Interface dataset entries:
++++

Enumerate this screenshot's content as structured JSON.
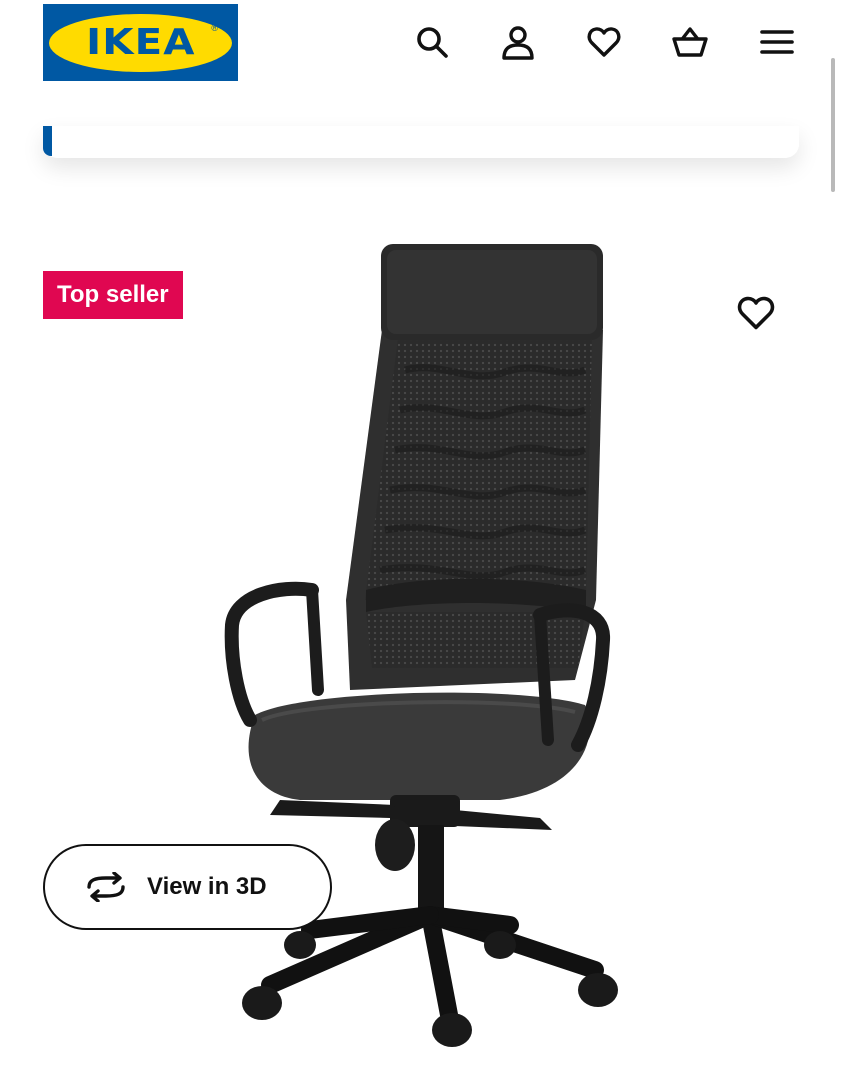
{
  "header": {
    "logo_text": "IKEA",
    "logo_mark": "®",
    "icons": [
      "search-icon",
      "account-icon",
      "heart-icon",
      "basket-icon",
      "menu-icon"
    ]
  },
  "product": {
    "badge": "Top seller",
    "view_3d_label": "View in 3D",
    "image_alt": "office chair",
    "fav_icon": "heart-icon"
  },
  "colors": {
    "brand_blue": "#0058a3",
    "brand_yellow": "#ffdb00",
    "badge_red": "#e00751",
    "text": "#111111"
  }
}
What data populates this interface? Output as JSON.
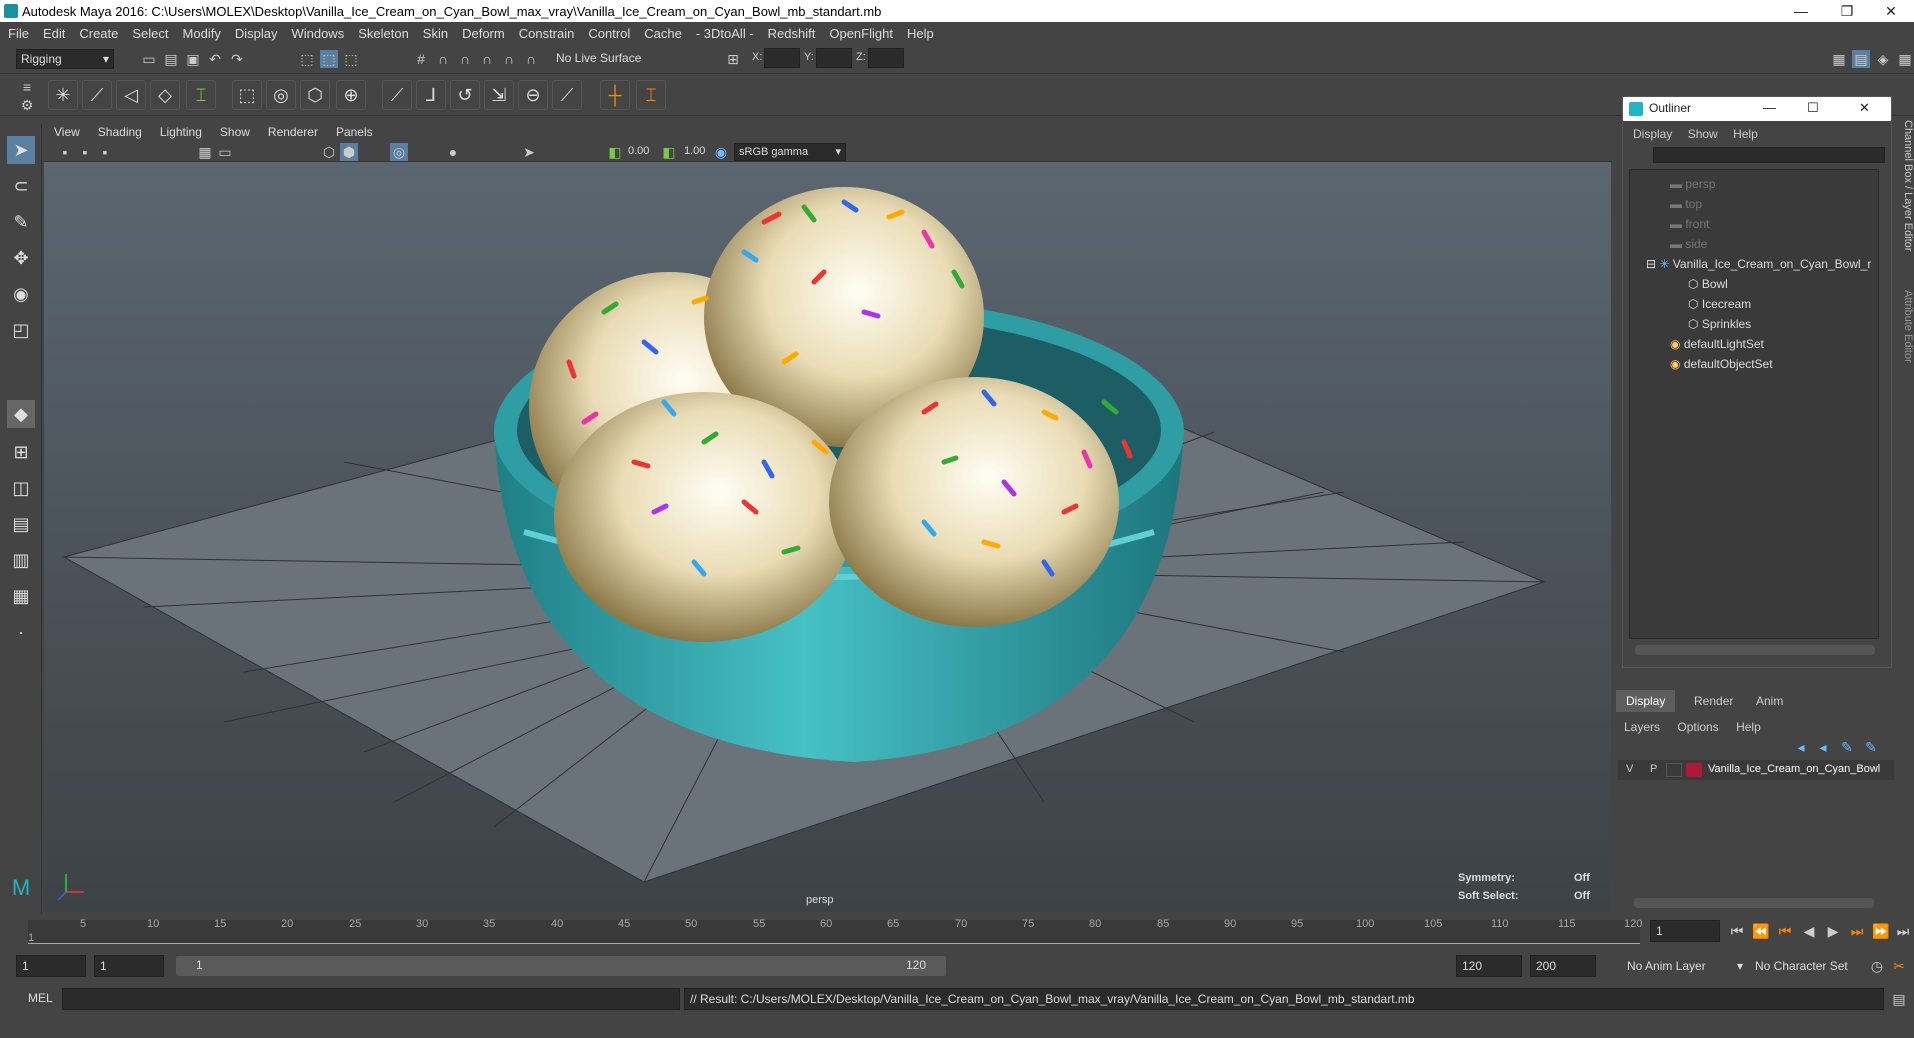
{
  "title": "Autodesk Maya 2016: C:\\Users\\MOLEX\\Desktop\\Vanilla_Ice_Cream_on_Cyan_Bowl_max_vray\\Vanilla_Ice_Cream_on_Cyan_Bowl_mb_standart.mb",
  "menu": [
    "File",
    "Edit",
    "Create",
    "Select",
    "Modify",
    "Display",
    "Windows",
    "Skeleton",
    "Skin",
    "Deform",
    "Constrain",
    "Control",
    "Cache",
    "- 3DtoAll -",
    "Redshift",
    "OpenFlight",
    "Help"
  ],
  "status": {
    "mode": "Rigging",
    "live_surface": "No Live Surface",
    "x": "X:",
    "y": "Y:",
    "z": "Z:"
  },
  "viewport_menu": [
    "View",
    "Shading",
    "Lighting",
    "Show",
    "Renderer",
    "Panels"
  ],
  "viewport_tool": {
    "exposure": "0.00",
    "gamma": "1.00",
    "color_space": "sRGB gamma"
  },
  "viewport": {
    "camera": "persp",
    "symmetry_label": "Symmetry:",
    "symmetry_value": "Off",
    "soft_select_label": "Soft Select:",
    "soft_select_value": "Off"
  },
  "outliner": {
    "title": "Outliner",
    "menu": [
      "Display",
      "Show",
      "Help"
    ],
    "items": [
      "persp",
      "top",
      "front",
      "side",
      "Vanilla_Ice_Cream_on_Cyan_Bowl_r",
      "Bowl",
      "Icecream",
      "Sprinkles",
      "defaultLightSet",
      "defaultObjectSet"
    ]
  },
  "channel": {
    "tabs": [
      "Display",
      "Render",
      "Anim"
    ],
    "menu": [
      "Layers",
      "Options",
      "Help"
    ],
    "layer": {
      "v": "V",
      "p": "P",
      "name": "Vanilla_Ice_Cream_on_Cyan_Bowl",
      "color": "#b0183a"
    },
    "side_tabs": [
      "Channel Box / Layer Editor",
      "Attribute Editor"
    ]
  },
  "timeline": {
    "ticks": [
      "5",
      "10",
      "15",
      "20",
      "25",
      "30",
      "35",
      "40",
      "45",
      "50",
      "55",
      "60",
      "65",
      "70",
      "75",
      "80",
      "85",
      "90",
      "95",
      "100",
      "105",
      "110",
      "115",
      "120"
    ],
    "start_marker": "1",
    "current_frame": "1"
  },
  "range": {
    "start": "1",
    "start2": "1",
    "slider_start": "1",
    "slider_end": "120",
    "end": "120",
    "end2": "200",
    "anim_layer": "No Anim Layer",
    "char_set": "No Character Set"
  },
  "cmd": {
    "lang": "MEL",
    "result": "// Result: C:/Users/MOLEX/Desktop/Vanilla_Ice_Cream_on_Cyan_Bowl_max_vray/Vanilla_Ice_Cream_on_Cyan_Bowl_mb_standart.mb"
  },
  "colors": {
    "bowl": "#3fb3b8",
    "icecream": "#e9dcb5",
    "accent": "#5a9fd4"
  }
}
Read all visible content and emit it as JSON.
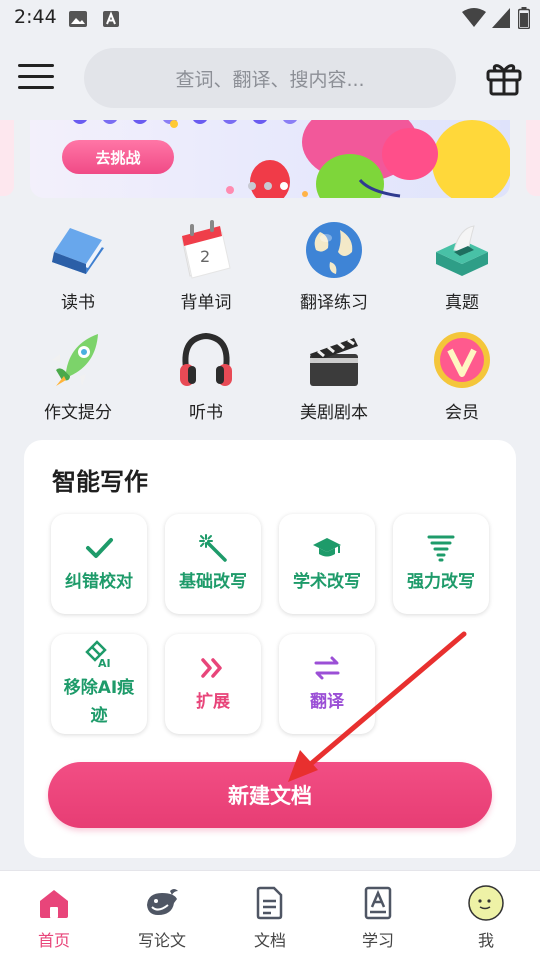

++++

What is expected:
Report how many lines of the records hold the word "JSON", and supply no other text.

Problem solution:
3